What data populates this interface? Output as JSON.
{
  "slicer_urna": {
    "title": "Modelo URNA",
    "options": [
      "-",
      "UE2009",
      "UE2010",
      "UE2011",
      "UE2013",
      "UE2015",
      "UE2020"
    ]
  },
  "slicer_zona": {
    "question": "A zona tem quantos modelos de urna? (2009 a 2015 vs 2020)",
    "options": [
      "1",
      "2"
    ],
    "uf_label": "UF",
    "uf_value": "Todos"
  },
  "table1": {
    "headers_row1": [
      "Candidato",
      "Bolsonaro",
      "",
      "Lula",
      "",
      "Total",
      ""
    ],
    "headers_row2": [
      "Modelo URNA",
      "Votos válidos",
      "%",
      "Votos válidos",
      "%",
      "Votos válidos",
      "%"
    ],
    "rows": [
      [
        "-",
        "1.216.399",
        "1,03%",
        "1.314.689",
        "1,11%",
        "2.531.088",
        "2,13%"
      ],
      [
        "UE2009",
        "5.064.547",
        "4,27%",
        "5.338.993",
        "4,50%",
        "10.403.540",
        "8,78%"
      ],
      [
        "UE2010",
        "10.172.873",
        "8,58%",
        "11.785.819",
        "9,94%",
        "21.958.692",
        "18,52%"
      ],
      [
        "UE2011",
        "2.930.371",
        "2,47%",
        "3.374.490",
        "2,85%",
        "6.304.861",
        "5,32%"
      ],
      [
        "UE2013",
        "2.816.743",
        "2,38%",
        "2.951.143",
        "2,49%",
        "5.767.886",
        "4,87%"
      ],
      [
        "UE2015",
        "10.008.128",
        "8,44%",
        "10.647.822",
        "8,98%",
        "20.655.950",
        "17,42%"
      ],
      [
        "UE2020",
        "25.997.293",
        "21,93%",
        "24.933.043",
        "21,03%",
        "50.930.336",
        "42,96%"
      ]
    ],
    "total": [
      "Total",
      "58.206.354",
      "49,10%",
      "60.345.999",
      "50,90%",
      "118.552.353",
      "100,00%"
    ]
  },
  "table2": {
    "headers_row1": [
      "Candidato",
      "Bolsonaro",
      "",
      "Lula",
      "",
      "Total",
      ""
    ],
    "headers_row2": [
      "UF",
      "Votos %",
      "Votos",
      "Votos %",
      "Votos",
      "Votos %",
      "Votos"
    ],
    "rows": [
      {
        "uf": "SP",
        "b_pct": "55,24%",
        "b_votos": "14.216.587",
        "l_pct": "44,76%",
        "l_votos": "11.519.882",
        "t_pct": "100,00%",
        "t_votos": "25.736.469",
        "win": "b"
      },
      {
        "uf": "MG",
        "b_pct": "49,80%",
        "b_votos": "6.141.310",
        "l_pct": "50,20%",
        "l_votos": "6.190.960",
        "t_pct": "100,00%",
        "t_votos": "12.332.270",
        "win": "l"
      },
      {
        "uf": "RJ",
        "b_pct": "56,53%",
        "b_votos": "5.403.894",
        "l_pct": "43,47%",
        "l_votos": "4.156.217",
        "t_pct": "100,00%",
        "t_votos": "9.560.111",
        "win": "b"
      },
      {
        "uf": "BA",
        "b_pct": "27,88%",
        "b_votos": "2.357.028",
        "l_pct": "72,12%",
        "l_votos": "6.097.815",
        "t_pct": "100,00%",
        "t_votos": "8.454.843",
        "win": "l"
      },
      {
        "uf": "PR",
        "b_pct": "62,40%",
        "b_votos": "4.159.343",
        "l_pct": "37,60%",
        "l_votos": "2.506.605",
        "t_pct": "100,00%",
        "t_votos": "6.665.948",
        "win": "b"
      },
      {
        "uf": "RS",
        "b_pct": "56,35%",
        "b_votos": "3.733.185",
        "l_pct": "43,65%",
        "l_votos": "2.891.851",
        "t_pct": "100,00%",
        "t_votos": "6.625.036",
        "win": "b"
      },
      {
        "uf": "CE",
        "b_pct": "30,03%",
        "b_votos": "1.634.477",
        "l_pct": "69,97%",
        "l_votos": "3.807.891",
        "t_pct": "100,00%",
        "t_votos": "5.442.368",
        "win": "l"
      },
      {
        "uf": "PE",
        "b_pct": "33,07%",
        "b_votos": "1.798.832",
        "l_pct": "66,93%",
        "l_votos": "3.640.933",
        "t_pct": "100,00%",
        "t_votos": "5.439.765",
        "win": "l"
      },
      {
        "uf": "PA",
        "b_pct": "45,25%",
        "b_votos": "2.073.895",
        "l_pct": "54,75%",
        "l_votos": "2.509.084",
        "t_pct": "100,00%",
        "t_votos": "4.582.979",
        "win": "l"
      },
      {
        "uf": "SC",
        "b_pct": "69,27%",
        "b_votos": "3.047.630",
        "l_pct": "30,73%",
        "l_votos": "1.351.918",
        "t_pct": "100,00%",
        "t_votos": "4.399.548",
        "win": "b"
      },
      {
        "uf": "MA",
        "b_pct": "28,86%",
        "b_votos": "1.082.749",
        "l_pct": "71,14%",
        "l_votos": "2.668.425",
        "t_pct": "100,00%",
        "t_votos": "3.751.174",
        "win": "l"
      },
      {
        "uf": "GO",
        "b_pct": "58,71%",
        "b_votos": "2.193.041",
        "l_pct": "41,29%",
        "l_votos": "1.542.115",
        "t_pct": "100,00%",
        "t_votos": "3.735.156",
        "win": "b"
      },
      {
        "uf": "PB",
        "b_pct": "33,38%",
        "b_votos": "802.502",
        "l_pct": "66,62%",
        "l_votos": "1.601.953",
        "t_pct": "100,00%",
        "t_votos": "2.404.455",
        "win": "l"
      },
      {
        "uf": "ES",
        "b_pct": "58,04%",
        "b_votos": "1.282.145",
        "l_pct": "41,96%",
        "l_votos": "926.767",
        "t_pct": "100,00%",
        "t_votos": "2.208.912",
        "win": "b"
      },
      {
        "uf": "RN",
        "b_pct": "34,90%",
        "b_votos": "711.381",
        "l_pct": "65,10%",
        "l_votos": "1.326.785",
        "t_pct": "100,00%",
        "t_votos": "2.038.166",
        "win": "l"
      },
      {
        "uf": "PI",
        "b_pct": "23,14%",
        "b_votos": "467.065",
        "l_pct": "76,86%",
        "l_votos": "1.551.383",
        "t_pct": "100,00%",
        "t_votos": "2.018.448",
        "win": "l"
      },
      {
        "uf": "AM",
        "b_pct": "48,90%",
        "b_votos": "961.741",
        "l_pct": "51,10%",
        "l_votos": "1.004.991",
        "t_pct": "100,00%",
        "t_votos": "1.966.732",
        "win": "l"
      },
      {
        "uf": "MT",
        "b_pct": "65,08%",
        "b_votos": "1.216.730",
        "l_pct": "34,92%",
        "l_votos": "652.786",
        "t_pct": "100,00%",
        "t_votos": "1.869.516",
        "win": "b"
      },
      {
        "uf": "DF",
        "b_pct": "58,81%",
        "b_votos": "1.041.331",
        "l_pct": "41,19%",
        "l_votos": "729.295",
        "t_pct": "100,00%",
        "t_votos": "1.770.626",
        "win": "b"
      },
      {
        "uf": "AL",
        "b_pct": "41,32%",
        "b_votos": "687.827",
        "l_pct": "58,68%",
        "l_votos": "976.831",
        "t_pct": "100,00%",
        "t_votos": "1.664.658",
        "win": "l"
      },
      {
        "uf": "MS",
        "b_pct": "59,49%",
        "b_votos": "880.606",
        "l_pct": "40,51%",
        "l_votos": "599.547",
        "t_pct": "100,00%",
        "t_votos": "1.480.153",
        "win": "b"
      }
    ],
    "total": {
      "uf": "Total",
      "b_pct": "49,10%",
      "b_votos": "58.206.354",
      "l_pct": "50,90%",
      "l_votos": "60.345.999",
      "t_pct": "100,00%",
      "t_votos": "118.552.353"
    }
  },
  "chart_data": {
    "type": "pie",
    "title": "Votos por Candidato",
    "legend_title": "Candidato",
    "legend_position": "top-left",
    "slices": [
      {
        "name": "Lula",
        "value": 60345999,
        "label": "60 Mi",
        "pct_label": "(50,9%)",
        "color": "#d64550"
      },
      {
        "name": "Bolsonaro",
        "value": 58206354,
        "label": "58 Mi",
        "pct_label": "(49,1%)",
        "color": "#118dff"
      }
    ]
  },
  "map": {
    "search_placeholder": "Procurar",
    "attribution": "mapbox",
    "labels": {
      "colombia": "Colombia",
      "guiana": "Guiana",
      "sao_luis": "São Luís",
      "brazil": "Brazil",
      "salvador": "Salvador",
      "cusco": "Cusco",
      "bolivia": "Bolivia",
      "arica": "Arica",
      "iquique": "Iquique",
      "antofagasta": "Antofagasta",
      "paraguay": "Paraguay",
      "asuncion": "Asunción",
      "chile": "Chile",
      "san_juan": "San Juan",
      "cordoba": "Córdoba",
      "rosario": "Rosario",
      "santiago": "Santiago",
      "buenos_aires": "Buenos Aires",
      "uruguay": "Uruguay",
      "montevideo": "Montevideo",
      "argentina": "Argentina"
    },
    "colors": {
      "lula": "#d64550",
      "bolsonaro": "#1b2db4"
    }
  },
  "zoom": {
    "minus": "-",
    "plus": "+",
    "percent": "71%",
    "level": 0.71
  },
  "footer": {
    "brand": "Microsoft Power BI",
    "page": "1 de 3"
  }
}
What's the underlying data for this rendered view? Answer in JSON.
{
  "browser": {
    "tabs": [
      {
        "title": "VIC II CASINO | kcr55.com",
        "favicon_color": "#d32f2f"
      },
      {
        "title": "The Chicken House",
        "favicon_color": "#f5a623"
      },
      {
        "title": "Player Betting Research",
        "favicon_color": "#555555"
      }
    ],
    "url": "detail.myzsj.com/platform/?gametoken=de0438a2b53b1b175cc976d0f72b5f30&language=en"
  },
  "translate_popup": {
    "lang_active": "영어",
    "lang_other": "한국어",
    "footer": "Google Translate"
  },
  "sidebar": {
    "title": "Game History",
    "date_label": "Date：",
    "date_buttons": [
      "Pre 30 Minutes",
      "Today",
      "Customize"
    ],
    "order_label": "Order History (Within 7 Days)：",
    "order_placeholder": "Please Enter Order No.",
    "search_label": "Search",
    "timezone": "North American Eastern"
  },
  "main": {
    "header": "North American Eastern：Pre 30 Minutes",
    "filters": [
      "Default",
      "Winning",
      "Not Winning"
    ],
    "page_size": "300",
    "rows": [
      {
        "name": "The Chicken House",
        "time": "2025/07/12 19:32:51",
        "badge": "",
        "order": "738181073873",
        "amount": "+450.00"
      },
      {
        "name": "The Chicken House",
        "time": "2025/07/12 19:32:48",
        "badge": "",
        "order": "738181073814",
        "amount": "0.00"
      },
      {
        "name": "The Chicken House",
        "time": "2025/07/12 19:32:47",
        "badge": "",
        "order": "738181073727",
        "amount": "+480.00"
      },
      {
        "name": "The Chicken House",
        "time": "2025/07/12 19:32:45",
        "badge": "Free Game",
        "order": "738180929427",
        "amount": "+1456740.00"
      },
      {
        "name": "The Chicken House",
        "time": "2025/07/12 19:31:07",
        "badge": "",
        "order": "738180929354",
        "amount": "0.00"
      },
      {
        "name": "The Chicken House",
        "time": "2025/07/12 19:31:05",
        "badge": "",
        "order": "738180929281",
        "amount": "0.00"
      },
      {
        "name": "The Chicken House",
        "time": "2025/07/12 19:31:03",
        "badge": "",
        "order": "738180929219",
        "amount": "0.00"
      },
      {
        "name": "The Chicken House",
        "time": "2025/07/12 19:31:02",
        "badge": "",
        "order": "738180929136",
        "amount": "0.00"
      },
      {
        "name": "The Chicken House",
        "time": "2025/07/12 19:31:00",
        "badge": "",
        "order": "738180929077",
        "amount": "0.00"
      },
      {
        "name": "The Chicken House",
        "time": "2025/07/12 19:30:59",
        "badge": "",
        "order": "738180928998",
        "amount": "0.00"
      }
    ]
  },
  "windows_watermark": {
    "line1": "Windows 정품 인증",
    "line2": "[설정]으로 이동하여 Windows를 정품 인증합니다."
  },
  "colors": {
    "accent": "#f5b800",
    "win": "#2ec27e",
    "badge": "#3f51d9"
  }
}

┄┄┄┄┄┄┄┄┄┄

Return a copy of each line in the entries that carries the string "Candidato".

      "Candidato",
      "Candidato",
    "title": "Votos por Candidato",
    "legend_title": "Candidato",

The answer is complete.